The amount of food wasted on a daily basis may not seem to be much, but cumulatively it can be alarming. The types of foods that we put on our plates can either dramatically enlarge or shrink our carbon footprint.
At larger end of the scale, a diet heavy with red meat generates the largest footprint and at the other end of the spectrum, a vegan or vegetable, fruit, fish, chicken diet generate the smallest carbon footprint. But not matter where you are on the diet spectrum, food waste unnecessarily expands your carbon footprint.
According to a recent article at Fix.com, “In the United States, 31 percent of the food grown and raised – the equivalent of 133 billion pounds of food per year with a retail value in excess of $161 trillion, according to the USDA – is never eaten. Translation: Almost one-third of all of the bacon, tomatoes, apples, pasta, chicken, rice, and other foods you purchase is tossed into the trash.”
Food waste varies by continent and culture. As in many things harmful to the environment, North America leads the pack overall and the split between consumer and retail waste is 60/40.
As reported by the Fix, “It takes a considerable number of resources to produce the food we’re throwing away. In fact, getting food from farm to table accounts for 10 percent of the total US energy budget, uses 50 percent of US land, and accounts for 80 percent of national freshwater consumption – not to mention all the fertilizers and pesticides used to produce conventional (non-organic) foods.
The USDA notes that most wasted food is sent directly to the landfill where it is a major producer of methane, a potent greenhouse gas that contributes to climate change.” As a greenhouse gas, methane is far more impactful to heat trapping than CO2.
The Fix make three noteworthy habit changing suggestions:
- Buy imperfect foods: Farmers often struggle to sell odd-shaped, undersized, or blemished produce, sending edible food straight to the landfill. The “ugly food” movement is gaining momentum, educating consumers about the importance of embracing less-than-perfect produce – which tastes just as delicious as picture perfect fruits and vegetables do – to keep it from being wasted.
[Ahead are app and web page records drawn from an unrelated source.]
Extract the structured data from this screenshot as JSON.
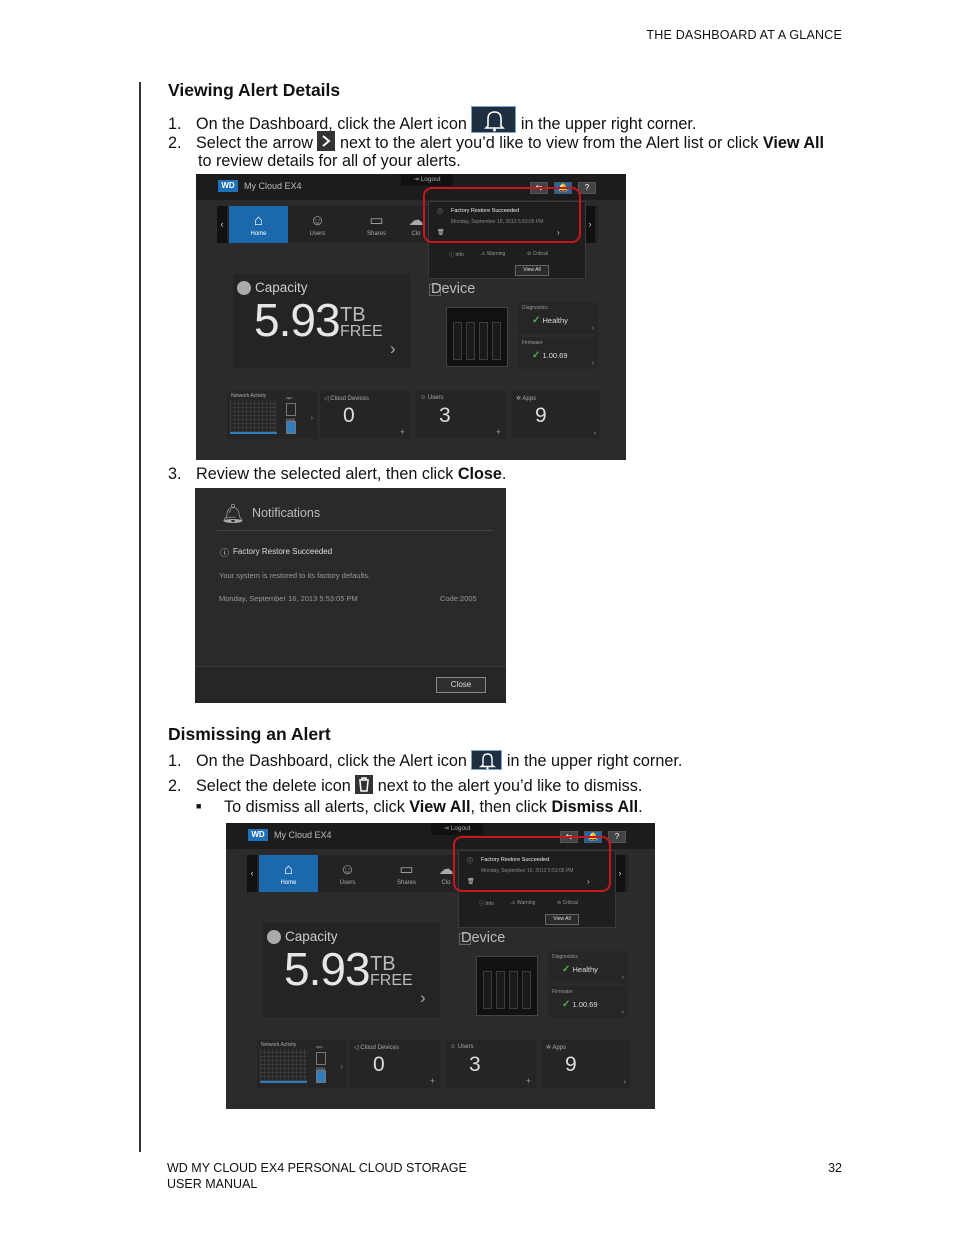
{
  "header": {
    "section": "THE DASHBOARD AT A GLANCE"
  },
  "sections": {
    "viewing": {
      "title": "Viewing Alert Details",
      "s1_num": "1.",
      "s1_pre": "On the Dashboard, click the Alert icon",
      "s1_post": "in the upper right corner.",
      "s2_num": "2.",
      "s2_pre": "Select the arrow",
      "s2_mid": "next to the alert you’d like to view from the Alert list or click",
      "s2_bold": "View All",
      "s2_cont": "to review details for all of your alerts.",
      "s3_num": "3.",
      "s3_pre": "Review the selected alert, then click",
      "s3_bold": "Close",
      "s3_post": "."
    },
    "dismissing": {
      "title": "Dismissing an Alert",
      "s1_num": "1.",
      "s1_pre": "On the Dashboard, click the Alert icon",
      "s1_post": "in the upper right corner.",
      "s2_num": "2.",
      "s2_pre": "Select the delete icon",
      "s2_post": "next to the alert you’d like to dismiss.",
      "b1_pre": "To dismiss all alerts, click",
      "b1_bold1": "View All",
      "b1_mid": ", then click",
      "b1_bold2": "Dismiss All",
      "b1_post": "."
    }
  },
  "dashboard": {
    "brand": "WD",
    "product": "My Cloud EX4",
    "logout": "Logout",
    "tabs": [
      {
        "label": "Home",
        "icon": "home-icon"
      },
      {
        "label": "Users",
        "icon": "users-icon"
      },
      {
        "label": "Shares",
        "icon": "shares-icon"
      },
      {
        "label": "Clo",
        "icon": "cloud-icon"
      }
    ],
    "toolbar": {
      "usb": "⇆",
      "alert": "🔔",
      "help": "?"
    },
    "alert_popup": {
      "title": "Factory Restore Succeeded",
      "time": "Monday, September 16, 2013 5:53:05 PM",
      "legend": [
        "Info",
        "Warning",
        "Critical"
      ],
      "view_all": "View All"
    },
    "capacity": {
      "title": "Capacity",
      "value": "5.93",
      "unit": "TB",
      "free": "FREE"
    },
    "device": {
      "title": "Device",
      "diagnostics_label": "Diagnostics",
      "diagnostics_value": "Healthy",
      "firmware_label": "Firmware",
      "firmware_value": "1.00.69"
    },
    "bottom": {
      "network": "Network Activity",
      "cpu": "cpu",
      "ram": "RAM",
      "cloud_label": "Cloud Devices",
      "cloud_value": "0",
      "users_label": "Users",
      "users_value": "3",
      "apps_label": "Apps",
      "apps_value": "9"
    }
  },
  "notifications": {
    "title": "Notifications",
    "alert_title": "Factory Restore Succeeded",
    "message": "Your system is restored to its factory defaults.",
    "date": "Monday, September 16, 2013 5:53:05 PM",
    "code": "Code:2005",
    "close": "Close"
  },
  "footer": {
    "line1": "WD MY CLOUD EX4 PERSONAL CLOUD STORAGE",
    "line2": "USER MANUAL",
    "page": "32"
  }
}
At the farmer’s market and the supermarket, let farmers and produce managers know that you’re happy to buy crooked carrots.
Shop smart: Create a meal plan for the week and make a shopping list – then stick to it at the store. Impulse purchases often lead to food waste! Check the refrigerator before going shopping to keep from purchasing duplicate items. During meal planning, remember that some recipes will make enough food for multiple meals. Planning to eat leftovers (from meals cooked at home or ordered in restaurants) will help cut down on over-purchasing at the supermarket and keep leftovers from being wasted.
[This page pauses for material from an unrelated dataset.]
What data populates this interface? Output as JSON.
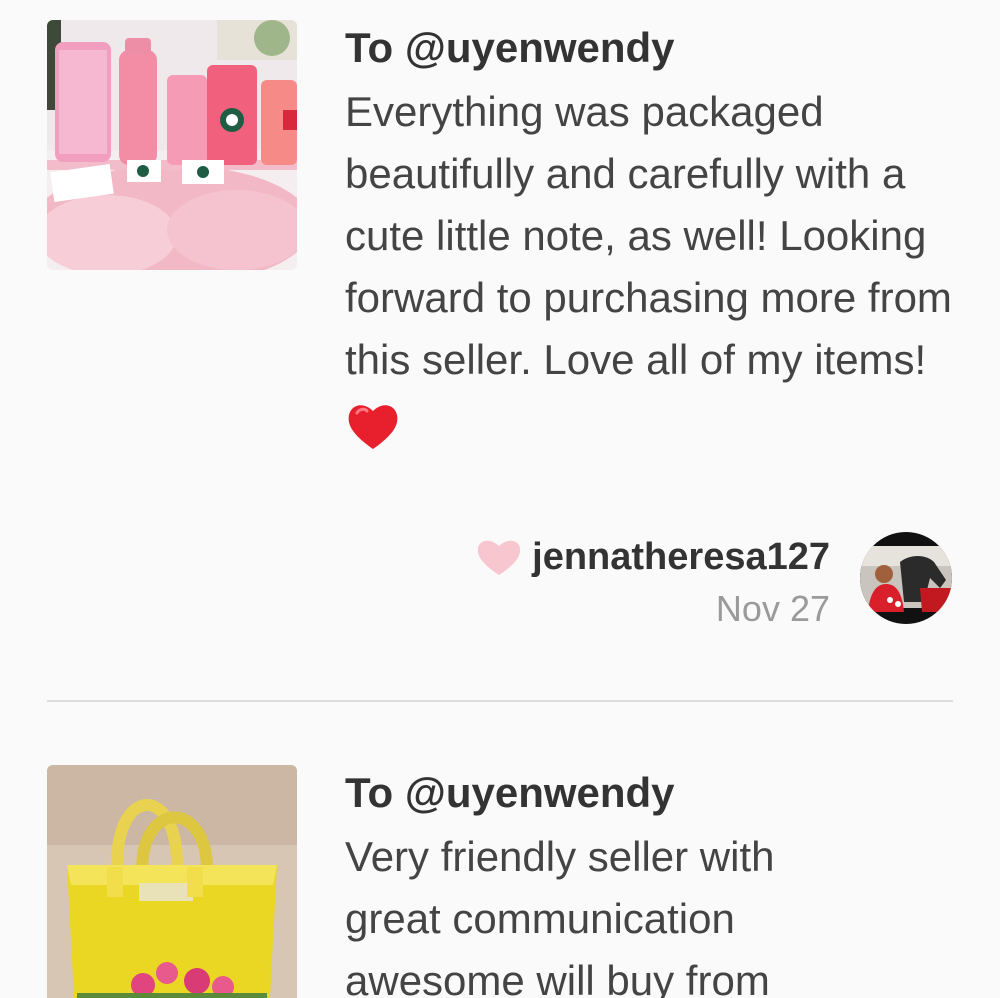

Rethink expiration dates: It’s tempting to toss foods when their “best before” dates have passed. Despite their name, expiration labels are not meant to tell consumers when food is bad. Instead, manufacturers use these dates to indicate the quality of the food may degrade after the date. Give foods the “sniff test” to test for spoilage, or take a small bite; if a food smells or tastes bad, toss it. Remember, foods from crackers and canned soup to condiments and chocolate milk are often safe to eat even if their expiration dates have passed.
Basically, with a little weekly planning along with an appetite to eat leftovers one or two nights a week, most of us can make a serious dent in the amount of food waste hauled off to the local dump or incinerator. I can recall my school teacher parents rewarming leftovers on Friday night and again for Saturday lunch – honestly they were even more delicious the second time around.